As Ann was saying, last weekend was the first Almonte Fiberfest since 2019.
Almonte is a small town about 30 minutes from the west end of Ottawa. In 1818 David Shepherd was given 200 acres (0.81 km2) to build and operate a mill. However, it did not go well, there was a fire and Shepherd sold to Daniel Shipman by 1821, who rebuilt the mill. In 1866 the Rosamond Woollen Mill was built to manufacture fine tweeds. By 1850, the area had seven busy woollen mills and was one of the leading wool cloth production centres in Canada.
1) Rosamond No. 1 Mill is now a condominium
2) Left the old mill Right the Annex
3) Mississippi Valley Textile Museum Entrance
The last textile mill closed in the early 1980s. By 1987, Rosamond No. 1 Mill was empty and was considered for a textile museum. The main Mill building was located by the lower falls. It was a large, six-storey, flat-roofed, stone building. The second building was the last of the outbuildings and referred to as the Annex which had housed the mill’s office and large warehouse space. It was a stone building on two floors, both of which could be reached from ground level (it was built on a slope). It was decided that the Main mill building would be renovated into condominiums and the Annex would be the new Mississippi Valley Textile Museum.
Over the years the building has been updated with HVAC, an elevator and even bathrooms! A large number of volunteers and small staff support and run the museum. It contains a gift shop, permanent exhibits and gallery space. One of the fundraising activities to help support the Museum is the Almonte Fiberfest. (See I did get back to the point eventually!)
2022 was the 27th Annual Fibrefest. Originally held in the Museum, as the number of vendors grew larger it expanded to include other locations, now it is located in the Almonte Community Centre (arena). This year there were 69 booths (about 30 booths smaller than in 2019). The smaller number gave a wider aisle and made the arena feel less crowded. Workshops were again offered but there was no cantina this year. While twist fibre festival was, quite noticeably, heavily loaded with knitting yarn, Almonte was more diversified having both finished goods and supplies for many of the fibre arts.
Let’s have a very quick look around then head out to see the demos.
4) Three booths with felting supplies or finished felting for sale (FiberCraft, Wendo and Starbright Curios)
5-15) A Few Shots from Booths
Outside the arena, there were various fibre arts guilds and groups displaying or demonstrating their skills. (spinning, knitting, weaving, rug hooking, lace making, smocking and quilting).
16) West Carlton Fiber Guild (the guild just to the west of Ottawa)

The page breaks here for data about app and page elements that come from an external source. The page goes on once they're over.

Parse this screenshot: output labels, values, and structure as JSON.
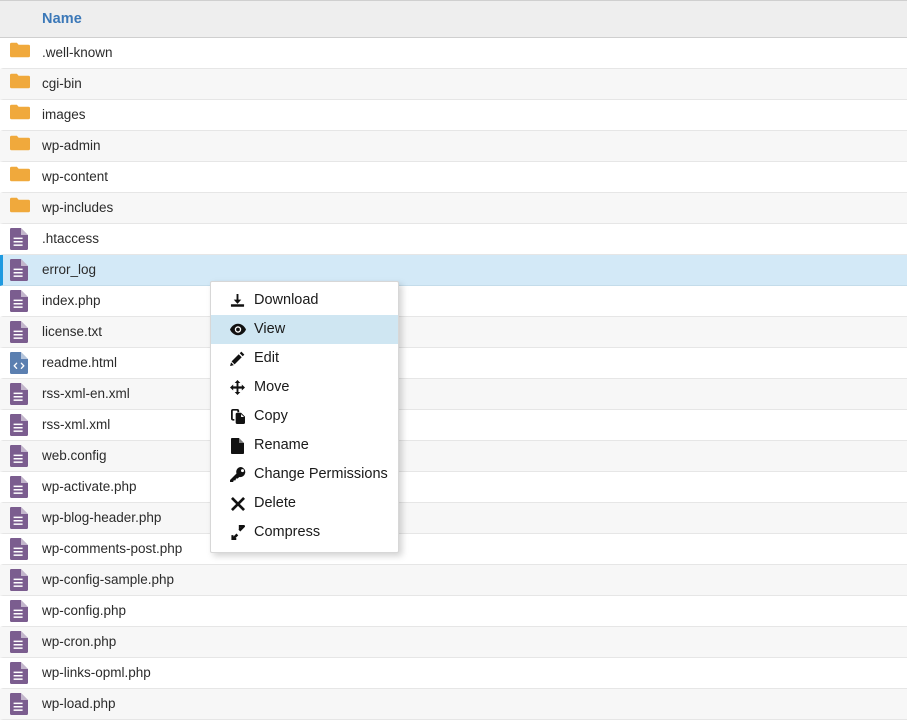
{
  "table": {
    "columns": [
      {
        "key": "name",
        "label": "Name"
      }
    ],
    "rows": [
      {
        "name": ".well-known",
        "kind": "folder",
        "icon": "folder-icon",
        "selected": false
      },
      {
        "name": "cgi-bin",
        "kind": "folder",
        "icon": "folder-icon",
        "selected": false
      },
      {
        "name": "images",
        "kind": "folder",
        "icon": "folder-icon",
        "selected": false
      },
      {
        "name": "wp-admin",
        "kind": "folder",
        "icon": "folder-icon",
        "selected": false
      },
      {
        "name": "wp-content",
        "kind": "folder",
        "icon": "folder-icon",
        "selected": false
      },
      {
        "name": "wp-includes",
        "kind": "folder",
        "icon": "folder-icon",
        "selected": false
      },
      {
        "name": ".htaccess",
        "kind": "file",
        "icon": "text-file-icon",
        "selected": false
      },
      {
        "name": "error_log",
        "kind": "file",
        "icon": "text-file-icon",
        "selected": true
      },
      {
        "name": "index.php",
        "kind": "file",
        "icon": "text-file-icon",
        "selected": false
      },
      {
        "name": "license.txt",
        "kind": "file",
        "icon": "text-file-icon",
        "selected": false
      },
      {
        "name": "readme.html",
        "kind": "file",
        "icon": "code-file-icon",
        "selected": false
      },
      {
        "name": "rss-xml-en.xml",
        "kind": "file",
        "icon": "text-file-icon",
        "selected": false
      },
      {
        "name": "rss-xml.xml",
        "kind": "file",
        "icon": "text-file-icon",
        "selected": false
      },
      {
        "name": "web.config",
        "kind": "file",
        "icon": "text-file-icon",
        "selected": false
      },
      {
        "name": "wp-activate.php",
        "kind": "file",
        "icon": "text-file-icon",
        "selected": false
      },
      {
        "name": "wp-blog-header.php",
        "kind": "file",
        "icon": "text-file-icon",
        "selected": false
      },
      {
        "name": "wp-comments-post.php",
        "kind": "file",
        "icon": "text-file-icon",
        "selected": false
      },
      {
        "name": "wp-config-sample.php",
        "kind": "file",
        "icon": "text-file-icon",
        "selected": false
      },
      {
        "name": "wp-config.php",
        "kind": "file",
        "icon": "text-file-icon",
        "selected": false
      },
      {
        "name": "wp-cron.php",
        "kind": "file",
        "icon": "text-file-icon",
        "selected": false
      },
      {
        "name": "wp-links-opml.php",
        "kind": "file",
        "icon": "text-file-icon",
        "selected": false
      },
      {
        "name": "wp-load.php",
        "kind": "file",
        "icon": "text-file-icon",
        "selected": false
      }
    ]
  },
  "context_menu": {
    "items": [
      {
        "label": "Download",
        "icon": "download-icon",
        "highlighted": false
      },
      {
        "label": "View",
        "icon": "eye-icon",
        "highlighted": true
      },
      {
        "label": "Edit",
        "icon": "pencil-icon",
        "highlighted": false
      },
      {
        "label": "Move",
        "icon": "move-arrows-icon",
        "highlighted": false
      },
      {
        "label": "Copy",
        "icon": "copy-icon",
        "highlighted": false
      },
      {
        "label": "Rename",
        "icon": "file-icon",
        "highlighted": false
      },
      {
        "label": "Change Permissions",
        "icon": "key-icon",
        "highlighted": false
      },
      {
        "label": "Delete",
        "icon": "x-mark-icon",
        "highlighted": false
      },
      {
        "label": "Compress",
        "icon": "compress-icon",
        "highlighted": false
      }
    ]
  },
  "colors": {
    "header_background": "#eeeeee",
    "header_text": "#3b78b8",
    "row_alt_background": "#f7f7f7",
    "row_selected_background": "#d3e9f7",
    "row_selected_accent": "#1e9ae0",
    "folder_icon": "#f0a93c",
    "file_icon": "#7b5d8f",
    "code_file_icon": "#5b7fb0",
    "menu_highlight_background": "#cfe6f2"
  }
}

17) The Ottawa Valley Guild of Stitchery
18) Home Hospice north Lanark Comfort Crew
19) Ottawa Knitting Guild
20) Ottawa Rug Hookers Guild
21) Ottawa Guild of Lacemakers
The arts collective Out of the Box was there but I cannot find their photo. The Smocking guild is usually there but I don’t remember seeing them this time.
22) Ottawa Valley Weavers and Spinners Guild Demo (Sat.)
Not forgetting of course is the demo for the Ottawa Valley Weavers and Spinners Guild that Ann was participating in. We had different volunteers on Saturday and Sunday, so the table display changed each day too.
23) Part of table display on Sat and Sun
24) Pine Needle Basket Demoing
25) Part of the Sunday demo Team
Demoing is a great way to introduce the public to something you enjoy and are passionate about. It allows the public a chance to connect and possibly join your group. We have also had people ask if we take donations of books or equipment, which can help the group.
You don’t have to be an expert to demo, you don’t have to know all the answers. If you don’t know the answer to a question you can ask them to contact the guild website or Facebook page or you can ask one of the other demo people if you are in a demo team. It’s often good to have a new weaver or spinner or felter who can say “I am just starting, this is fun, you can learn this too!” it’s important to smile and look like you’re having fun, scowling at your work is not conducive of others wanting to join you in your endeavour!
One thing I have enjoyed over the years demoing is hearing people’s stories of their mother or grandmother or Aunt who spun or wove and the descriptions of their equipment. In Almonte, I have heard stories about working in the textile mills from some of the older people attending demos.
Demos don’t have to have to be planned events with lots of people and a display table. You can find yourself demoing when you thought you were just using your drops spindle waiting in a slow line, or needle felting while waiting for a doctor’s appointment. If your guild or group has business cards with your web contacts keep some with your spindle or felting to hand out to anyone that seems interested. The stranger you give a card to may be a fibre friend in the near future!
If you get the chance, I hope you will try demoing, either a formal demo or a spontaneous accidental demoing. Both are fun! Keep Felting!